» TASK ITEM:
Return all entries word for word, but drop any images.

(Website and app data records)
= Beginning of Section =

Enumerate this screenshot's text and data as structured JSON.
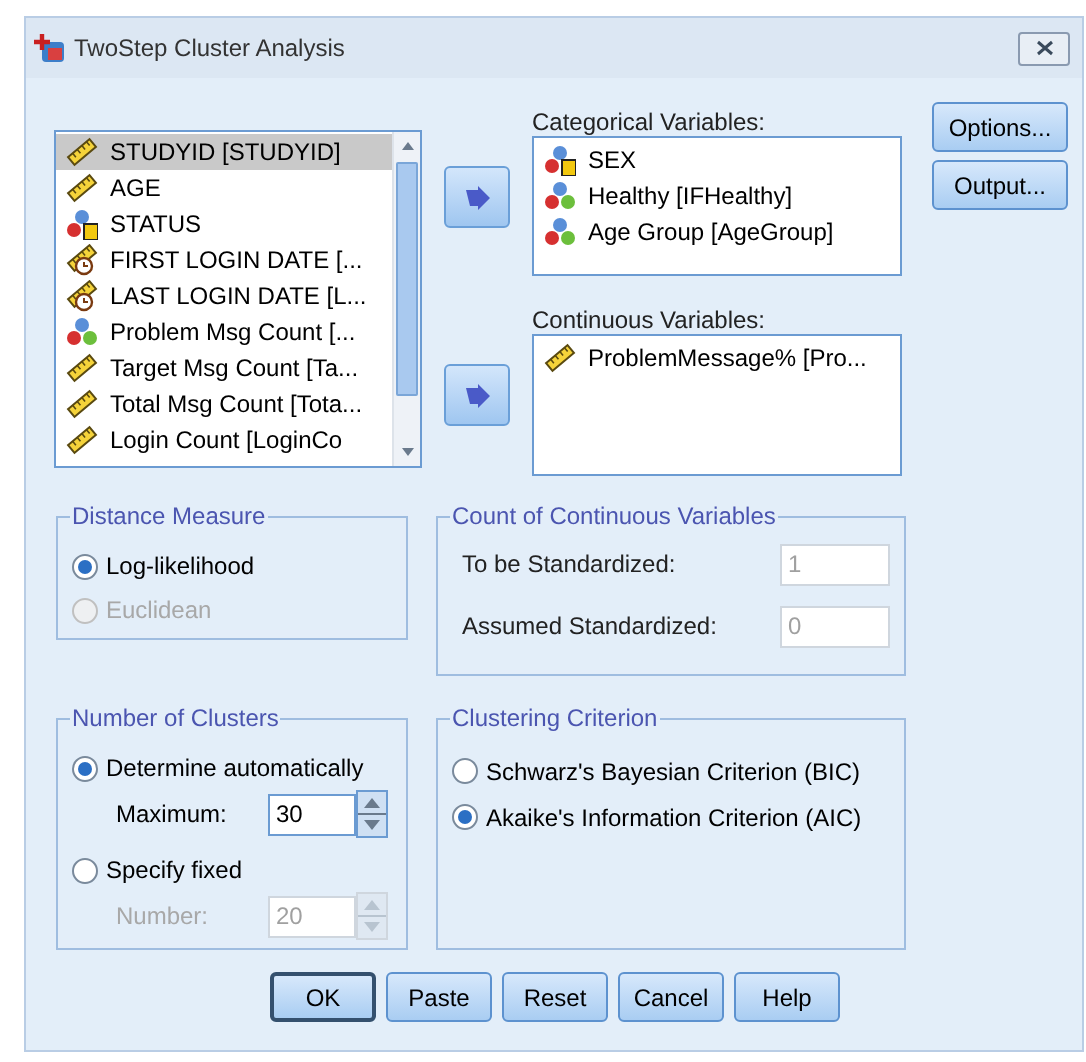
{
  "window": {
    "title": "TwoStep Cluster Analysis"
  },
  "source_variables": [
    {
      "label": "STUDYID  [STUDYID]",
      "kind": "scale",
      "selected": true
    },
    {
      "label": "AGE",
      "kind": "scale",
      "selected": false
    },
    {
      "label": "STATUS",
      "kind": "nominal_string",
      "selected": false
    },
    {
      "label": "FIRST LOGIN DATE [...",
      "kind": "scale_date",
      "selected": false
    },
    {
      "label": "LAST LOGIN DATE [L...",
      "kind": "scale_date",
      "selected": false
    },
    {
      "label": "Problem Msg Count [...",
      "kind": "nominal",
      "selected": false
    },
    {
      "label": "Target Msg Count [Ta...",
      "kind": "scale",
      "selected": false
    },
    {
      "label": "Total Msg Count [Tota...",
      "kind": "scale",
      "selected": false
    },
    {
      "label": "Login Count [LoginCo",
      "kind": "scale",
      "selected": false
    }
  ],
  "categorical_variables": {
    "label": "Categorical Variables:",
    "items": [
      {
        "label": "SEX",
        "kind": "nominal_string"
      },
      {
        "label": "Healthy [IFHealthy]",
        "kind": "nominal"
      },
      {
        "label": "Age Group [AgeGroup]",
        "kind": "nominal"
      }
    ]
  },
  "continuous_variables": {
    "label": "Continuous Variables:",
    "items": [
      {
        "label": "ProblemMessage% [Pro...",
        "kind": "scale"
      }
    ]
  },
  "side_buttons": [
    "Options...",
    "Output..."
  ],
  "distance_measure": {
    "title": "Distance Measure",
    "options": [
      {
        "label": "Log-likelihood",
        "selected": true,
        "disabled": false
      },
      {
        "label": "Euclidean",
        "selected": false,
        "disabled": true
      }
    ]
  },
  "count_of_continuous_variables": {
    "title": "Count of Continuous Variables",
    "fields": [
      {
        "label": "To be Standardized:",
        "value": "1",
        "disabled": true
      },
      {
        "label": "Assumed Standardized:",
        "value": "0",
        "disabled": true
      }
    ]
  },
  "number_of_clusters": {
    "title": "Number of Clusters",
    "options": [
      {
        "label": "Determine automatically",
        "selected": true,
        "field": {
          "label": "Maximum:",
          "value": "30",
          "disabled": false
        }
      },
      {
        "label": "Specify fixed",
        "selected": false,
        "field": {
          "label": "Number:",
          "value": "20",
          "disabled": true
        }
      }
    ]
  },
  "clustering_criterion": {
    "title": "Clustering Criterion",
    "options": [
      {
        "label": "Schwarz's Bayesian Criterion (BIC)",
        "selected": false,
        "disabled": false
      },
      {
        "label": "Akaike's Information Criterion (AIC)",
        "selected": true,
        "disabled": false
      }
    ]
  },
  "buttons": [
    {
      "label": "OK",
      "default": true
    },
    {
      "label": "Paste",
      "default": false
    },
    {
      "label": "Reset",
      "default": false
    },
    {
      "label": "Cancel",
      "default": false
    },
    {
      "label": "Help",
      "default": false
    }
  ]
}
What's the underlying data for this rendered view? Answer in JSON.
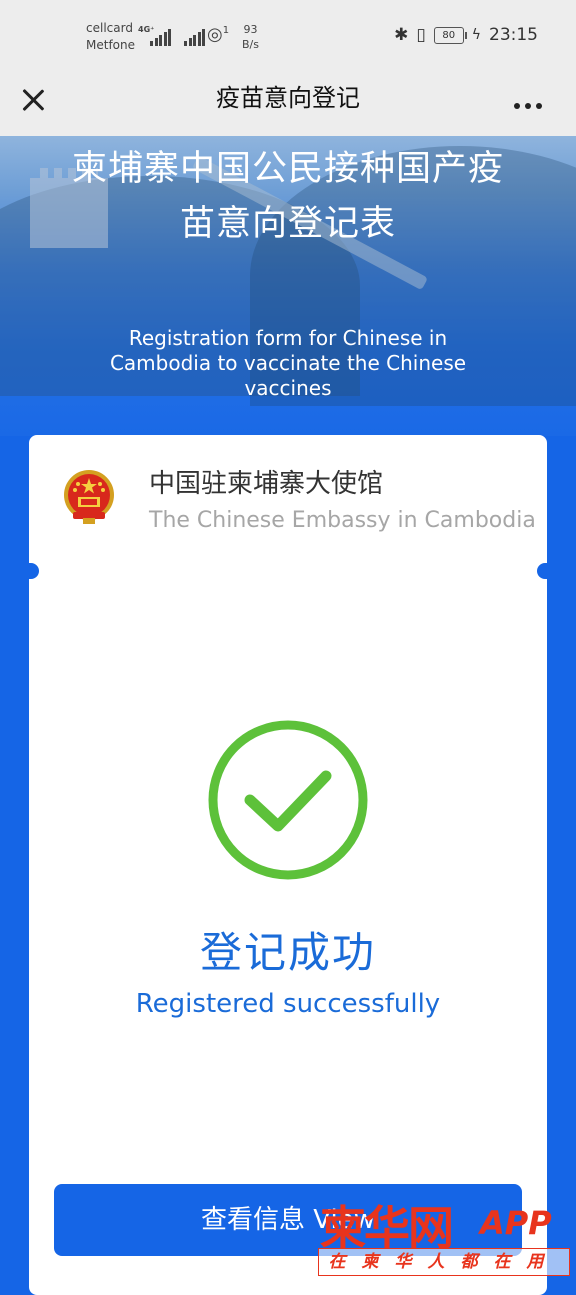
{
  "status_bar": {
    "carrier1": "cellcard",
    "carrier2": "Metfone",
    "network_tag": "4G⁺",
    "hotspot_count": "1",
    "speed_value": "93",
    "speed_unit": "B/s",
    "battery": "80",
    "time": "23:15"
  },
  "navbar": {
    "title": "疫苗意向登记",
    "close_icon": "close-icon",
    "more_icon": "more-icon"
  },
  "hero": {
    "title": "柬埔寨中国公民接种国产疫苗意向登记表",
    "subtitle": "Registration form for Chinese in Cambodia to vaccinate the Chinese vaccines"
  },
  "card": {
    "org_cn": "中国驻柬埔寨大使馆",
    "org_en": "The Chinese Embassy in Cambodia",
    "success_cn": "登记成功",
    "success_en": "Registered successfully",
    "view_button": "查看信息 View"
  },
  "watermark": {
    "logo": "柬华网",
    "app": "APP",
    "slogan": "在柬华人都在用"
  },
  "colors": {
    "primary": "#1565e6",
    "success": "#5dc13a",
    "success_text": "#1a6bd8",
    "watermark": "#e8341d"
  }
}
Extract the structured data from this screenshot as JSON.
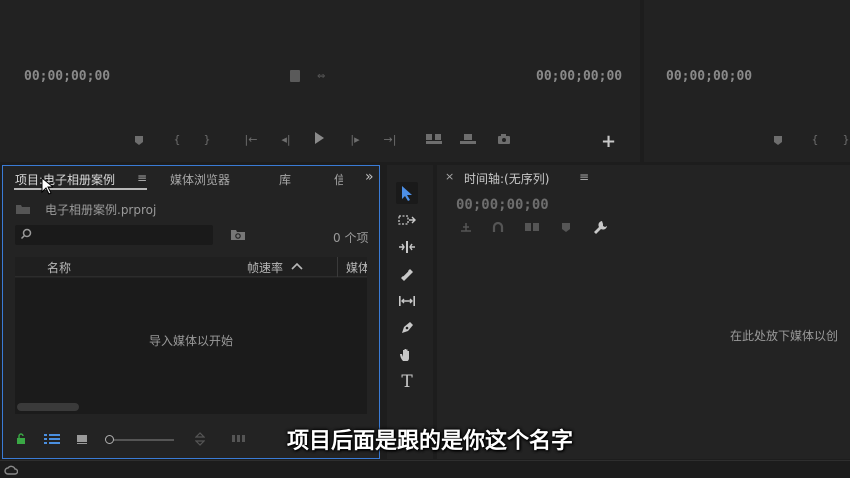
{
  "source_monitor": {
    "timecode_left": "00;00;00;00",
    "timecode_right": "00;00;00;00"
  },
  "program_monitor": {
    "timecode_left": "00;00;00;00"
  },
  "project_panel": {
    "tab_project": "项目:电子相册案例",
    "menu_glyph": "≡",
    "tab_media_browser": "媒体浏览器",
    "tab_library": "库",
    "tab_info": "信",
    "overflow": "»",
    "file_name": "电子相册案例.prproj",
    "search_placeholder": "",
    "item_count": "0 个项",
    "col_name": "名称",
    "col_framerate": "帧速率",
    "col_media": "媒体",
    "empty_hint": "导入媒体以开始"
  },
  "timeline_panel": {
    "close": "×",
    "title": "时间轴:(无序列)",
    "menu_glyph": "≡",
    "timecode": "00;00;00;00",
    "drop_hint": "在此处放下媒体以创"
  },
  "tools": {
    "type_tool": "T"
  },
  "add_button": "+",
  "subtitle": "项目后面是跟的是你这个名字"
}
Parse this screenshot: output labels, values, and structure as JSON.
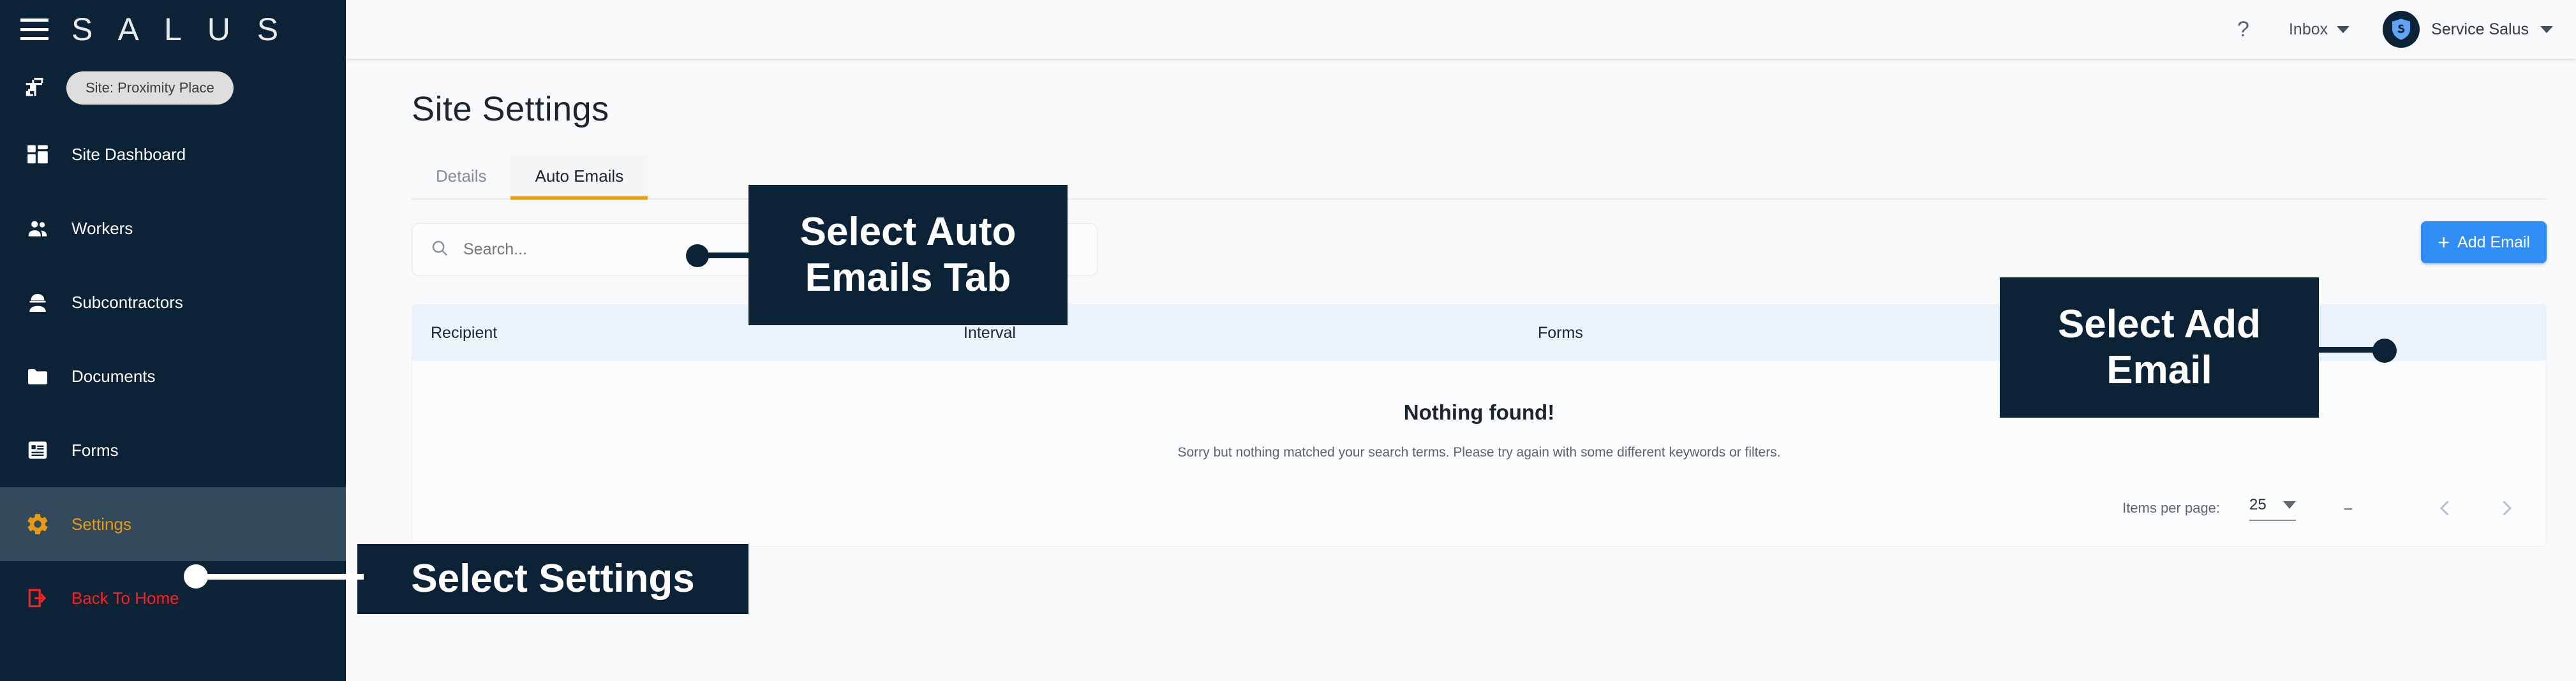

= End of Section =

» TASK OUTPUT:
Enumerate this screenshot's text and data as structured JSON.
{
  "window": {
    "title": "TwoStep Cluster Analysis"
  },
  "source_variables": [
    {
      "label": "STUDYID  [STUDYID]",
      "kind": "scale",
      "selected": true
    },
    {
      "label": "AGE",
      "kind": "scale",
      "selected": false
    },
    {
      "label": "STATUS",
      "kind": "nominal_string",
      "selected": false
    },
    {
      "label": "FIRST LOGIN DATE [...",
      "kind": "scale_date",
      "selected": false
    },
    {
      "label": "LAST LOGIN DATE [L...",
      "kind": "scale_date",
      "selected": false
    },
    {
      "label": "Problem Msg Count [...",
      "kind": "nominal",
      "selected": false
    },
    {
      "label": "Target Msg Count [Ta...",
      "kind": "scale",
      "selected": false
    },
    {
      "label": "Total Msg Count [Tota...",
      "kind": "scale",
      "selected": false
    },
    {
      "label": "Login Count [LoginCo",
      "kind": "scale",
      "selected": false
    }
  ],
  "categorical_variables": {
    "label": "Categorical Variables:",
    "items": [
      {
        "label": "SEX",
        "kind": "nominal_string"
      },
      {
        "label": "Healthy [IFHealthy]",
        "kind": "nominal"
      },
      {
        "label": "Age Group [AgeGroup]",
        "kind": "nominal"
      }
    ]
  },
  "continuous_variables": {
    "label": "Continuous Variables:",
    "items": [
      {
        "label": "ProblemMessage% [Pro...",
        "kind": "scale"
      }
    ]
  },
  "side_buttons": [
    "Options...",
    "Output..."
  ],
  "distance_measure": {
    "title": "Distance Measure",
    "options": [
      {
        "label": "Log-likelihood",
        "selected": true,
        "disabled": false
      },
      {
        "label": "Euclidean",
        "selected": false,
        "disabled": true
      }
    ]
  },
  "count_of_continuous_variables": {
    "title": "Count of Continuous Variables",
    "fields": [
      {
        "label": "To be Standardized:",
        "value": "1",
        "disabled": true
      },
      {
        "label": "Assumed Standardized:",
        "value": "0",
        "disabled": true
      }
    ]
  },
  "number_of_clusters": {
    "title": "Number of Clusters",
    "options": [
      {
        "label": "Determine automatically",
        "selected": true,
        "field": {
          "label": "Maximum:",
          "value": "30",
          "disabled": false
        }
      },
      {
        "label": "Specify fixed",
        "selected": false,
        "field": {
          "label": "Number:",
          "value": "20",
          "disabled": true
        }
      }
    ]
  },
  "clustering_criterion": {
    "title": "Clustering Criterion",
    "options": [
      {
        "label": "Schwarz's Bayesian Criterion (BIC)",
        "selected": false,
        "disabled": false
      },
      {
        "label": "Akaike's Information Criterion (AIC)",
        "selected": true,
        "disabled": false
      }
    ]
  },
  "buttons": [
    {
      "label": "OK",
      "default": true
    },
    {
      "label": "Paste",
      "default": false
    },
    {
      "label": "Reset",
      "default": false
    },
    {
      "label": "Cancel",
      "default": false
    },
    {
      "label": "Help",
      "default": false
    }
  ]
}
What's the underlying data for this rendered view? Answer in JSON.
{
  "status_bar": {
    "carrier1": "cellcard",
    "carrier2": "Metfone",
    "network_tag": "4G⁺",
    "hotspot_count": "1",
    "speed_value": "93",
    "speed_unit": "B/s",
    "battery": "80",
    "time": "23:15"
  },
  "navbar": {
    "title": "疫苗意向登记",
    "close_icon": "close-icon",
    "more_icon": "more-icon"
  },
  "hero": {
    "title": "柬埔寨中国公民接种国产疫苗意向登记表",
    "subtitle": "Registration form for Chinese in Cambodia to vaccinate the Chinese vaccines"
  },
  "card": {
    "org_cn": "中国驻柬埔寨大使馆",
    "org_en": "The Chinese Embassy in Cambodia",
    "success_cn": "登记成功",
    "success_en": "Registered successfully",
    "view_button": "查看信息 View"
  },
  "watermark": {
    "logo": "柬华网",
    "app": "APP",
    "slogan": "在柬华人都在用"
  },
  "colors": {
    "primary": "#1565e6",
    "success": "#5dc13a",
    "success_text": "#1a6bd8",
    "watermark": "#e8341d"
  }
}
Extract the structured data from this screenshot as JSON.
{
  "source_monitor": {
    "timecode_left": "00;00;00;00",
    "timecode_right": "00;00;00;00"
  },
  "program_monitor": {
    "timecode_left": "00;00;00;00"
  },
  "project_panel": {
    "tab_project": "项目:电子相册案例",
    "menu_glyph": "≡",
    "tab_media_browser": "媒体浏览器",
    "tab_library": "库",
    "tab_info": "信",
    "overflow": "»",
    "file_name": "电子相册案例.prproj",
    "search_placeholder": "",
    "item_count": "0 个项",
    "col_name": "名称",
    "col_framerate": "帧速率",
    "col_media": "媒体",
    "empty_hint": "导入媒体以开始"
  },
  "timeline_panel": {
    "close": "×",
    "title": "时间轴:(无序列)",
    "menu_glyph": "≡",
    "timecode": "00;00;00;00",
    "drop_hint": "在此处放下媒体以创"
  },
  "tools": {
    "type_tool": "T"
  },
  "add_button": "+",
  "subtitle": "项目后面是跟的是你这个名字"
}
Parse this screenshot: output labels, values, and structure as JSON.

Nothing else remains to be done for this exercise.